Sum and min won't work correctly on assignment

I have an assignment to analyze data in csv file for countries and what year they had lowest and highest life expectancy from the Spanish Flu. I keep getting the error “line 21, in
expectancy = int(line[3])
ValueError: invalid literal for int() with base 10: ‘27.638\n’”
I have no idea why this keeps coming up so any tips would be great!

lowest = 99999999
highest = -1
low_entity = ""
low_year = ""
high_entity = ""
high_year = ""
input_year = ""

input_year = input("Enter the year of interest: ")

with open("life-expectancy.csv") as file:

    for line in file:
        line = line.split(",")

        entity = line[0].strip()
        code = line[1]
        year = int(line[2])
        expectancy = (line[3])

        min_country = min(entity)
        min_life = min(expectancy)
        avg_life = sum(expectancy) / len(expectancy)

        #max_life = -1
        #min_life = min(expectancy)
        #avg_life = sum(expectancy) / len(expectancy)

        max_country = ""
        max_year = max(year)
        min_country = min(entity)
        min_year = min(year)

        if expectancy > highest:
            highest_value = expectancy
            max_entity = entity
            max_year = year
        if expectancy < lowest:
            min_value = expectancy
            min_entity = entity
            min_year = year
            #min_life = min(expectancy)
           # min_country = min(entity)
        if input_year == year:
            print(f"For the year {input_year}.\n")
            max_life = expectancy
            min_life = expectancy
            max_country = entity
            min_country = entity

        print(f"The overall max life expectancy is:{max_life:.2f} from {max_country} in {max_year:.2f}.\n")
        print(f"The overall min life expectancy is:{min_life:.2f} from {min_country} in {min_year:.2f}.\n")
        print(f"The average life expectancy across all countries was str{avg_life:.2f}\n")
        print(f"The max life expectancy was in {max_country} with {max_life:.2f}\n")
        print(f"The min life expectancy was in {min_country} with {min_life:.2f}\n")

First of all - newline should be stripped. However, this will not solve the problem - to convert string to integer using int string must represent an integer literal in the given base

>>> int('27.638')
Traceback (most recent call last):
  File "<stdin>", line 1, in <module>
ValueError: invalid literal for int() with base 10: '27.638'
>>> int('27')
>>> help(int)
Help on class int in module builtins:
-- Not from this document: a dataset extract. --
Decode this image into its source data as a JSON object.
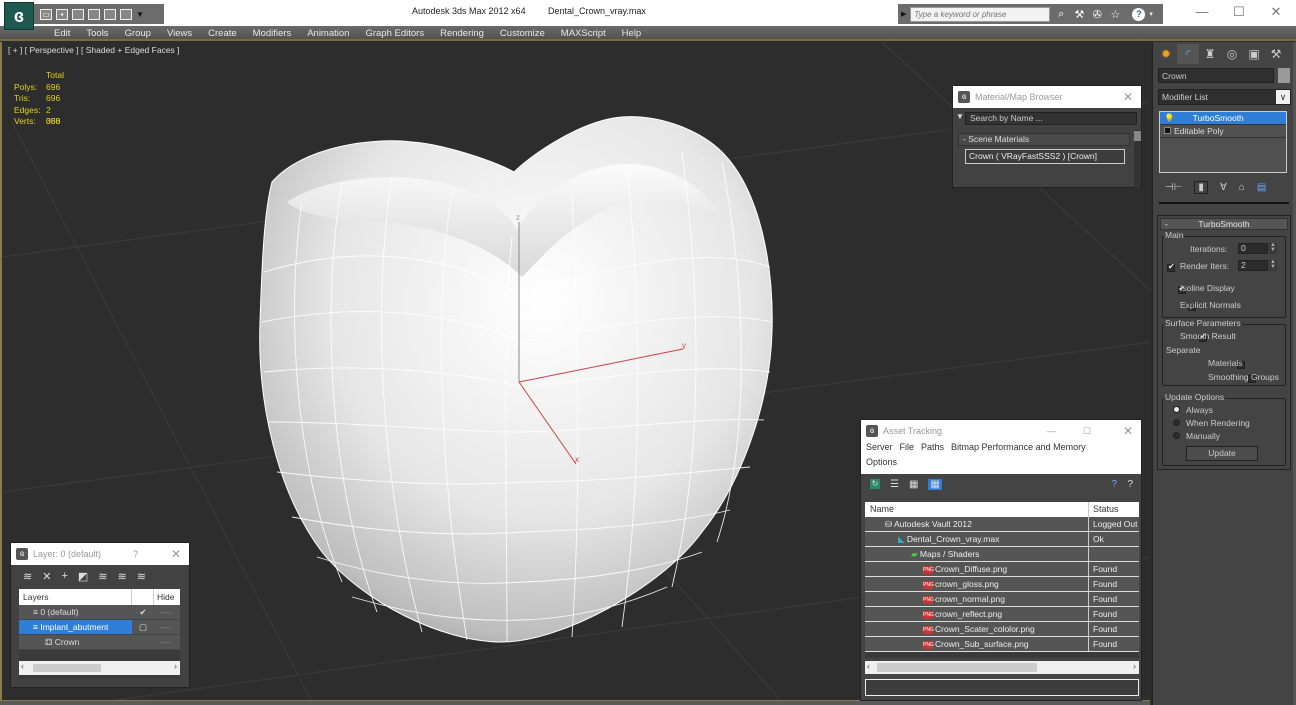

class int(object)
 |  int([x]) -> integer
 |  int(x, base=10) -> integer
 |  Convert a number or string to an integer, or return 0 if no arguments
 |  are given.  If x is a number, return x.__int__().  For floating point
 |  numbers, this truncates towards zero.
 |  If x is not a number or if base is given, then x must be a string,
 |  bytes, or bytearray instance representing an integer literal in the
 |  given base.  The literal can be preceded by '+' or '-' and be surrounded
 |  by whitespace.  The base defaults to 10.  Valid bases are 0 and 2-36.
 |  Base 0 means to interpret the base from the string as an integer literal.

If you’re going to work with .csv files, I’d recommend that you use the csv module.

There’s also a nice tutorial here:

For what it’s worth, int() has no problem dealing with leading and trailing whitespace. int(' 12 \n') returns 12.

Mea culpa. You are absolutely correct.